Internal divisions with the Lower Towns led to the Red Stick War. Begun as a civil war within Muscogee factions, it enmeshed the Northern Creek Bands in the War of 1812 against the United States while the Southern Creeks remained US allies. General Andrew Jackson seized the opportunity to use the rebellion as an excuse to make war against all Muscogee people once the northern Creek rebellion had been put down with the aid of the Southern Creeks; the result was a weakening of the Muscogee Creek Confederacy and the forced cession of Muscogee lands to the US. During the 1830s Indian Removal, most of the Muscogee Confederacy were forcibly relocated to Indian Territory; the Muscogee Nation, Alabama-Quassarte Tribal Town, Kialegee Tribal Town, Thlopthlocco Tribal Town, all based in Oklahoma, are federally recognized tribes, as are the Poarch Band of Creek Indians of Alabama, the Coushatta Tribe of Louisiana, the Alabama-Coushatta Tribe of Texas. Seminole people today are part of the Seminole Nation of Oklahoma, Seminole Tribe of Florida, the Miccosukee Tribe of Indians of Florida.

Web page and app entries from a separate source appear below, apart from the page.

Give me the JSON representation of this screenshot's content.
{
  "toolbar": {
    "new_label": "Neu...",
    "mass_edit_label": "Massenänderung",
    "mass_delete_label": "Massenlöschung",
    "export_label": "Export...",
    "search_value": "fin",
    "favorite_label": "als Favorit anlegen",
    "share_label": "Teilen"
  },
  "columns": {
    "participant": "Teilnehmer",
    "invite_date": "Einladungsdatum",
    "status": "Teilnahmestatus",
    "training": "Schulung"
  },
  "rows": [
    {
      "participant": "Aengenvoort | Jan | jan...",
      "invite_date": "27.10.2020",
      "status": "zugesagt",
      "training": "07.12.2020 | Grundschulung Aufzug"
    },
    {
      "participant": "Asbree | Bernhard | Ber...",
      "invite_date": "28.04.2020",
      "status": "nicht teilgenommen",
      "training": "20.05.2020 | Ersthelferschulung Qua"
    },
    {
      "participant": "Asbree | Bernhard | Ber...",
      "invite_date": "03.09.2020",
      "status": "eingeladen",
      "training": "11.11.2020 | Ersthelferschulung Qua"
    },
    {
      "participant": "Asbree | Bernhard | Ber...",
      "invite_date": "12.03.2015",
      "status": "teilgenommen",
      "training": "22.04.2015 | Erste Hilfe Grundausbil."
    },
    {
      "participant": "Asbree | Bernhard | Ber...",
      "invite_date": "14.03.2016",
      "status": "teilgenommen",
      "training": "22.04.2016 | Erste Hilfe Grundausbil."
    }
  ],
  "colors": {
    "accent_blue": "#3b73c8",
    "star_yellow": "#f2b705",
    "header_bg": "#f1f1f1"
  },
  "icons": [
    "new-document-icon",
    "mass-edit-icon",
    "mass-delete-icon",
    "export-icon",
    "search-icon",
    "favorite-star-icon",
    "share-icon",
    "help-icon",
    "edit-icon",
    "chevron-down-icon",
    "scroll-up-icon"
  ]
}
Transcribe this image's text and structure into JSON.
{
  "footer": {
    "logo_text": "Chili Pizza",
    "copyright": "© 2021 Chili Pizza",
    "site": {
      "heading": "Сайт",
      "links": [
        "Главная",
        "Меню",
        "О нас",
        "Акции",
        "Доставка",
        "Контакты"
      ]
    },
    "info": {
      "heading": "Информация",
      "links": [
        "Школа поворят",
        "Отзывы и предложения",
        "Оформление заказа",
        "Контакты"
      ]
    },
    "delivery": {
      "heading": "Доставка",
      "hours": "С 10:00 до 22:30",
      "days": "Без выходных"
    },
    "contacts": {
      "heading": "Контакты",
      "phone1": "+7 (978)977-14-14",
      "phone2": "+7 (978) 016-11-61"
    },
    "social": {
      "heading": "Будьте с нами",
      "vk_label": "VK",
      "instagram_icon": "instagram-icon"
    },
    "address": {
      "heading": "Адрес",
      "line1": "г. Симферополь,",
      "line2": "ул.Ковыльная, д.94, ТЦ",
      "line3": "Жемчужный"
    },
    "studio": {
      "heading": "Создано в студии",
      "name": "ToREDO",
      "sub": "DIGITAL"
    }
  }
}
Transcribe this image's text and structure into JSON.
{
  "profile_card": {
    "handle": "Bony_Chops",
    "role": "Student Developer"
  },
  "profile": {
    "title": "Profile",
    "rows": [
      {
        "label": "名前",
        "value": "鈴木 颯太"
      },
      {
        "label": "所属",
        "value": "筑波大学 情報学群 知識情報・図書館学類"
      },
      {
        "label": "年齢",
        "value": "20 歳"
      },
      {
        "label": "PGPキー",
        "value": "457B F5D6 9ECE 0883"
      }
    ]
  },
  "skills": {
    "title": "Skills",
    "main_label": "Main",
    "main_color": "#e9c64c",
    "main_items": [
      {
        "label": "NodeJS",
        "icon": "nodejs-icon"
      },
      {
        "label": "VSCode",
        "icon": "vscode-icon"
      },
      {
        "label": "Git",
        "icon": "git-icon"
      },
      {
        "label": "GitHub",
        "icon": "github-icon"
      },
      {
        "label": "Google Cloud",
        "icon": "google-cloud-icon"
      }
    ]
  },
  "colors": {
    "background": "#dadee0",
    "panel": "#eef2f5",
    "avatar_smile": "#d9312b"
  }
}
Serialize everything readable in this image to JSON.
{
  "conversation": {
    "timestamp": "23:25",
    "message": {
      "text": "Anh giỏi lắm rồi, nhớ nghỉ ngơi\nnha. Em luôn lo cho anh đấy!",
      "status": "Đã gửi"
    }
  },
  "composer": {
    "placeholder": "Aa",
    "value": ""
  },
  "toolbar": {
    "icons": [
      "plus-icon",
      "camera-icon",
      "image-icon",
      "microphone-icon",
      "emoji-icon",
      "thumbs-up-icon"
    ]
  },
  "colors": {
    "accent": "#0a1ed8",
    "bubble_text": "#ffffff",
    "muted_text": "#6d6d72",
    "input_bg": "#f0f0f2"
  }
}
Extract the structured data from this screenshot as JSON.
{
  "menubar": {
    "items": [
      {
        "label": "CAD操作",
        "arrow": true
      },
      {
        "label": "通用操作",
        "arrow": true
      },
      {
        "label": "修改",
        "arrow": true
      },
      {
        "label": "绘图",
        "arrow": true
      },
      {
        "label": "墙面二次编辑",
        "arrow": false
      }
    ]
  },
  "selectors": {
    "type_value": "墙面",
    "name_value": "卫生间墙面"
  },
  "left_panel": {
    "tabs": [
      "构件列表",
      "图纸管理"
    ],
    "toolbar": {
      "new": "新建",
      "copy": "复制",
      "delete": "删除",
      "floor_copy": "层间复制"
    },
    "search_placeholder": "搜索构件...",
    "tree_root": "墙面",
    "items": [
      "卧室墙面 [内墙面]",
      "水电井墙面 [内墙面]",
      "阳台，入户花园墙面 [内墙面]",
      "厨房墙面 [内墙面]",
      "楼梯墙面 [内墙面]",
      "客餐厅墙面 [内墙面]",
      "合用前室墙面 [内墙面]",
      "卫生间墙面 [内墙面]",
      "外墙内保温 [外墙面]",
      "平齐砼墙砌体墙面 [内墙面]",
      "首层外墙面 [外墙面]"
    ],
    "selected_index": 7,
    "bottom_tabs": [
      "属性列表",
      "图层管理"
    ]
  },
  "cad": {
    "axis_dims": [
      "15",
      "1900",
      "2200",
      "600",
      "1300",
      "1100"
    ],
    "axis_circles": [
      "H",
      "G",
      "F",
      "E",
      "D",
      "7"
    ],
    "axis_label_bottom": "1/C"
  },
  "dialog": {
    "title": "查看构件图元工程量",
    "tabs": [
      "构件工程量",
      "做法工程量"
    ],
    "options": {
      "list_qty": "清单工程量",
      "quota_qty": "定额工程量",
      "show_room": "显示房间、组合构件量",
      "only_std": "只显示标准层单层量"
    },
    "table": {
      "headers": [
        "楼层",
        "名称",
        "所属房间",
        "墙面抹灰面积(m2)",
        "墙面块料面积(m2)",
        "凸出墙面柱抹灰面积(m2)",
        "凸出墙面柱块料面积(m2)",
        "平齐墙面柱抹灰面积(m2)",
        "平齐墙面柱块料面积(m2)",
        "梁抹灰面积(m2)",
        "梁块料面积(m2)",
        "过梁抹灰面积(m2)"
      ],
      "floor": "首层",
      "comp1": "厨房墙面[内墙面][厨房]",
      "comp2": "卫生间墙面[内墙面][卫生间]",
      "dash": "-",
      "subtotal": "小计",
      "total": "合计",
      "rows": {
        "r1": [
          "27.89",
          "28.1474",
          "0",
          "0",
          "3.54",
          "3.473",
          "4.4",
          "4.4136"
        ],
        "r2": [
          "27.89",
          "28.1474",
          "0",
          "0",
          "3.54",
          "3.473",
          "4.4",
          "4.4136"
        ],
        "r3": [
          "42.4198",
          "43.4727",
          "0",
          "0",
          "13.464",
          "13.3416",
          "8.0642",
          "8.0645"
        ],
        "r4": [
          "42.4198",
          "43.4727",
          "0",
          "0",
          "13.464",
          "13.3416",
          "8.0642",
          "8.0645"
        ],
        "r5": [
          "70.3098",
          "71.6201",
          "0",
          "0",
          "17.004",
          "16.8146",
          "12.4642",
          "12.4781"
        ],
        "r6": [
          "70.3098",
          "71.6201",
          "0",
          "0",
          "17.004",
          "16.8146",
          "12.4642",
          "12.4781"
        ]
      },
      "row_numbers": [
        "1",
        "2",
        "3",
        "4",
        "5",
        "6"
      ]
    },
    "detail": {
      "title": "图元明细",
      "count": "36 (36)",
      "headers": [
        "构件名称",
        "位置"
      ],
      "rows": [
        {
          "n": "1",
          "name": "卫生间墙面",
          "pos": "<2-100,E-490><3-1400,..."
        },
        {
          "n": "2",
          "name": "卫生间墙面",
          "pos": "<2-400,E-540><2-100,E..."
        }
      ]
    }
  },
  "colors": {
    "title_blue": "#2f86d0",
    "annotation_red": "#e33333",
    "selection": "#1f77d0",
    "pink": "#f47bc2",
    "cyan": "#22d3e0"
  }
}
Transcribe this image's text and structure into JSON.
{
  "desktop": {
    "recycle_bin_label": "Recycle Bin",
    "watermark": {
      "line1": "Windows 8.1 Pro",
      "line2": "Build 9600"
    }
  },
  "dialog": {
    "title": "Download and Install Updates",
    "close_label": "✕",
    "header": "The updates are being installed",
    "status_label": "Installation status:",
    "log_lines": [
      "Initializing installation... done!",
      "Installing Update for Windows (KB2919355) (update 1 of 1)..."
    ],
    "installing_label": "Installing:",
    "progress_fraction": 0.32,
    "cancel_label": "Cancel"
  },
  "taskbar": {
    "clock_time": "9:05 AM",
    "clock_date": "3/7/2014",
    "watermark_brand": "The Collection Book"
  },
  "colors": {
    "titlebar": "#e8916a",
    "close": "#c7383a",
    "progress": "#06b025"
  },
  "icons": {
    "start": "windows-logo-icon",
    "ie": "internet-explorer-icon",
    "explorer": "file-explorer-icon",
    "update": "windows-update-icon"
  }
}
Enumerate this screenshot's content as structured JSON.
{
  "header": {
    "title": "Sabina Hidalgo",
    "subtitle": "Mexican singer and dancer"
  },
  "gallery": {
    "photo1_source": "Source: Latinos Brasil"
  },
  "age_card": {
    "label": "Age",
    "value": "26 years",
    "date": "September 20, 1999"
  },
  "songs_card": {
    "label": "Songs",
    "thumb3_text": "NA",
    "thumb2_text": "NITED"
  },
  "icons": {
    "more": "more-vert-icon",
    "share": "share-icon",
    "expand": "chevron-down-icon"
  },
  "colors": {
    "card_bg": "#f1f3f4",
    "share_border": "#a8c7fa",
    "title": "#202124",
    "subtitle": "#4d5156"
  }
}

At least 12,000 years ago, Native Americans or Paleo-Indians lived in what is today the Southern United States. Paleo-Indians in the Southeast were hunter-gatherers who pursued a wide range of animals, including the megafauna, which became extinct following the end of the Pleistocene age. During the time known as the Woodland period, from 1000 BC to 1000 AD, locals developed pottery and small-scale horticulture of the Eastern Agricultural Complex; the Mississippian culture arose as the cultivation of maize from Mesoamerica led to population growth. Increased population density gave rise to regional chiefdoms. Stratified societies developed, with hereditary religious and political elites, flourished in what is now the Midwestern and Southeastern United States from 800 to 1500 AD; the early historic Muscogee were descendants of the mound builders of the Mississippian culture along the Tennessee River in modern Tennessee and Alabama. They may have been related to the Tama of central Georgia. Oral traditions passed down by the ancestors of the Creeks have alleged that their nation migrated eastward from places West of the Mississippi River settling on the east bank of the Ocmulgee River.
It was here that they waged war with other bands of Native American Indians, as the Savannas, Wapoos, Yamafees, Icofans